Entries from a dataset of interfaces
*****

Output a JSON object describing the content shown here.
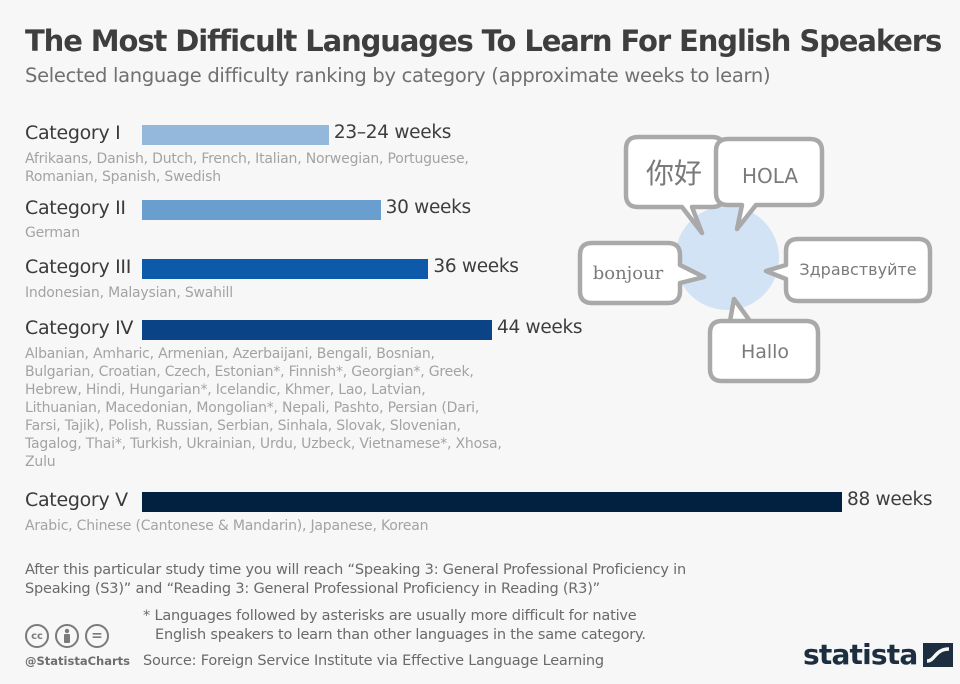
{
  "header": {
    "title": "The Most Difficult Languages To Learn For English Speakers",
    "subtitle": "Selected language difficulty ranking by category (approximate weeks to learn)"
  },
  "chart_data": {
    "type": "bar",
    "orientation": "horizontal",
    "title": "The Most Difficult Languages To Learn For English Speakers",
    "subtitle": "Selected language difficulty ranking by category (approximate weeks to learn)",
    "xlabel": "",
    "ylabel": "",
    "xlim": [
      0,
      88
    ],
    "grid": false,
    "legend": "none",
    "categories": [
      "Category I",
      "Category II",
      "Category III",
      "Category IV",
      "Category V"
    ],
    "values": [
      23.5,
      30,
      36,
      44,
      88
    ],
    "value_labels": [
      "23–24 weeks",
      "30 weeks",
      "36 weeks",
      "44 weeks",
      "88 weeks"
    ],
    "colors": [
      "#93b8dc",
      "#6a9ecf",
      "#0d5aaa",
      "#0b4387",
      "#022140"
    ],
    "languages": [
      "Afrikaans, Danish, Dutch, French, Italian, Norwegian, Portuguese, Romanian, Spanish, Swedish",
      "German",
      "Indonesian, Malaysian, Swahill",
      "Albanian, Amharic, Armenian, Azerbaijani, Bengali, Bosnian, Bulgarian, Croatian, Czech, Estonian*, Finnish*, Georgian*, Greek, Hebrew, Hindi, Hungarian*, Icelandic, Khmer, Lao, Latvian, Lithuanian, Macedonian, Mongolian*, Nepali, Pashto, Persian (Dari, Farsi, Tajik), Polish, Russian, Serbian, Sinhala, Slovak, Slovenian, Tagalog, Thai*, Turkish, Ukrainian, Urdu, Uzbeck, Vietnamese*, Xhosa, Zulu",
      "Arabic, Chinese (Cantonese & Mandarin), Japanese, Korean"
    ]
  },
  "illustration": {
    "greetings": [
      "你好",
      "HOLA",
      "bonjour",
      "Здравствуйте",
      "Hallo"
    ],
    "circle_color": "#d3e3f6",
    "bubble_border_color": "#a9a9a9"
  },
  "footer": {
    "note": "After this particular study time you will reach “Speaking 3: General Professional Proficiency in Speaking (S3)” and “Reading 3: General Professional Proficiency in Reading (R3)”",
    "asterisk_note_line1": "* Languages followed by asterisks are usually more difficult for native",
    "asterisk_note_line2": "English speakers to learn than other languages in the same category.",
    "source": "Source: Foreign Service Institute via Effective Language Learning",
    "handle": "@StatistaCharts",
    "license_icons": [
      "cc",
      "by",
      "nd"
    ],
    "cc_label": "cc",
    "nd_label": "=",
    "brand": "statista"
  }
}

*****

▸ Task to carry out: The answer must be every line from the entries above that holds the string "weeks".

▸ Answer area:
    "subtitle": "Selected language difficulty ranking by category (approximate weeks to learn)"
    "subtitle": "Selected language difficulty ranking by category (approximate weeks to learn)",
      "23–24 weeks",
      "30 weeks",
      "36 weeks",
      "44 weeks",
      "88 weeks"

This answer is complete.